With several big spending plans brought up in the past few months, including Federal Reserve program to buy Treasury Securities as well as the Public-Private Investment Program, the total cost of these individual plans has been estimated to be as much as $1 trillion. This stack of cash - in $1 bills - would measure 67,866 miles, stretching approximately 2.72 times around the Earth’s equator.
If denominated in $100 bills, $1 trillion would be enough to fill 4.5 Olympic-sized swimming pools, with a total volume of 398,000 cubic feet. For comparison, there is only about $625 billion worth of $100 bills currently in circulation, according to the US Treasury bulletin, which would fill about 2.8 Olympic swimming pools.
At this rate, if the value lost in the S&P 500 (between the October 2007 high and the market’s open on March 31, 2009) was denominated in quarters, the volume of coins would take approximately 1 hour 59 minutes 22 seconds to pour over the edge of Niagara Falls.
One can only imagine the sound it would make.
The mounting US National debt, growing by billions every day, has recently topped the $11 trillion mark. If denominated in $1 bills, the cash would stack as high as the tallest building in the world, the 2683.7 foot Burj Dubai skyscraper… 1,474,918 times. At this height, it would create a block of bills with a base approximately twice the size of the Empire State Building's, which is just under the size of three American football fields.
If consolidated into a single stack of $1 bills, it would measure about 749,666 miles, which is enough to reach from the earth to the moon twice (at perigee), with a few billion dollars left to spare. If the amount was laid out, the area of the $1 bills would cover the state of Rhode Island three times over, and in $100 bills the amount would carpet about 3/4 the area of Washington DC.
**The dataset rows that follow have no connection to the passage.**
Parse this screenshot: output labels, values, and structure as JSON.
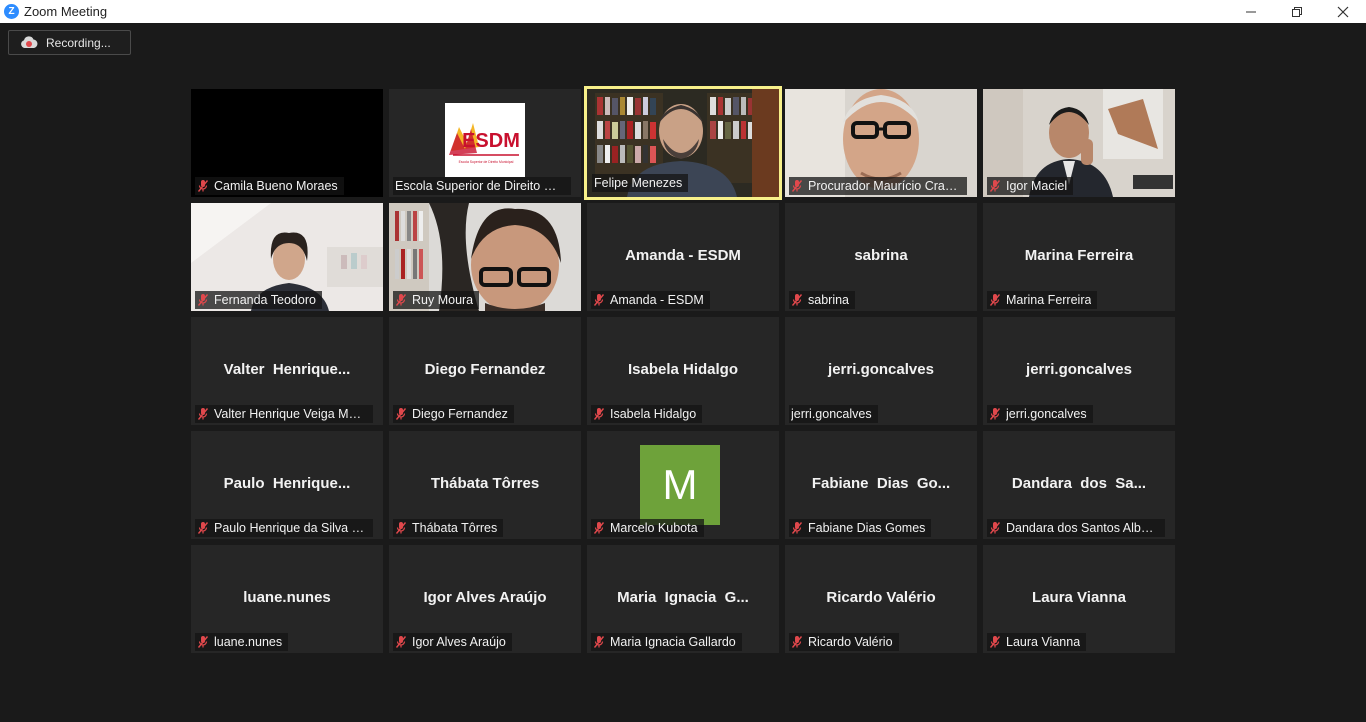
{
  "window": {
    "title": "Zoom Meeting",
    "app_icon": "zoom-icon",
    "controls": [
      "minimize-icon",
      "restore-icon",
      "close-icon"
    ]
  },
  "recording": {
    "label": "Recording...",
    "icon": "cloud-record-icon"
  },
  "colors": {
    "background": "#1a1a1a",
    "tile": "#262626",
    "active_speaker_border": "#f7f08a",
    "muted_mic": "#e0484c",
    "avatar": "#6ea23a",
    "esdm_red": "#c8102e"
  },
  "participants": [
    {
      "name": "Camila Bueno Moraes",
      "center": "",
      "muted": true,
      "video": "black"
    },
    {
      "name": "Escola Superior de Direito Mu...",
      "center": "",
      "muted": false,
      "video": "logo",
      "logo_text": "ESDM",
      "logo_subtext": "Escola Superior de Direito Municipal"
    },
    {
      "name": "Felipe Menezes",
      "center": "",
      "muted": false,
      "video": "camera",
      "active": true
    },
    {
      "name": "Procurador Maurício Cram...",
      "center": "",
      "muted": true,
      "video": "camera"
    },
    {
      "name": "Igor Maciel",
      "center": "",
      "muted": true,
      "video": "camera"
    },
    {
      "name": "Fernanda Teodoro",
      "center": "",
      "muted": true,
      "video": "camera"
    },
    {
      "name": "Ruy Moura",
      "center": "",
      "muted": true,
      "video": "camera"
    },
    {
      "name": "Amanda - ESDM",
      "center": "Amanda - ESDM",
      "muted": true
    },
    {
      "name": "sabrina",
      "center": "sabrina",
      "muted": true
    },
    {
      "name": "Marina Ferreira",
      "center": "Marina Ferreira",
      "muted": true
    },
    {
      "name": "Valter Henrique Veiga Mac...",
      "center": "Valter  Henrique...",
      "muted": true
    },
    {
      "name": "Diego Fernandez",
      "center": "Diego Fernandez",
      "muted": true
    },
    {
      "name": "Isabela Hidalgo",
      "center": "Isabela Hidalgo",
      "muted": true
    },
    {
      "name": "jerri.goncalves",
      "center": "jerri.goncalves",
      "muted": false
    },
    {
      "name": "jerri.goncalves",
      "center": "jerri.goncalves",
      "muted": true
    },
    {
      "name": "Paulo Henrique da Silva Ca...",
      "center": "Paulo  Henrique...",
      "muted": true
    },
    {
      "name": "Thábata Tôrres",
      "center": "Thábata Tôrres",
      "muted": true
    },
    {
      "name": "Marcelo Kubota",
      "center": "",
      "muted": true,
      "avatar_letter": "M"
    },
    {
      "name": "Fabiane Dias Gomes",
      "center": "Fabiane  Dias  Go...",
      "muted": true
    },
    {
      "name": "Dandara dos Santos Albuq...",
      "center": "Dandara  dos  Sa...",
      "muted": true
    },
    {
      "name": "luane.nunes",
      "center": "luane.nunes",
      "muted": true
    },
    {
      "name": "Igor Alves Araújo",
      "center": "Igor Alves Araújo",
      "muted": true
    },
    {
      "name": "Maria Ignacia Gallardo",
      "center": "Maria  Ignacia  G...",
      "muted": true
    },
    {
      "name": "Ricardo Valério",
      "center": "Ricardo Valério",
      "muted": true
    },
    {
      "name": "Laura Vianna",
      "center": "Laura Vianna",
      "muted": true
    }
  ]
}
It is also interesting to note that this number is approximately 13 times the amount of US currency in circulation, according to the Treasury bulletin, which lists the amount at $853.6 billion as of December 31, 2008.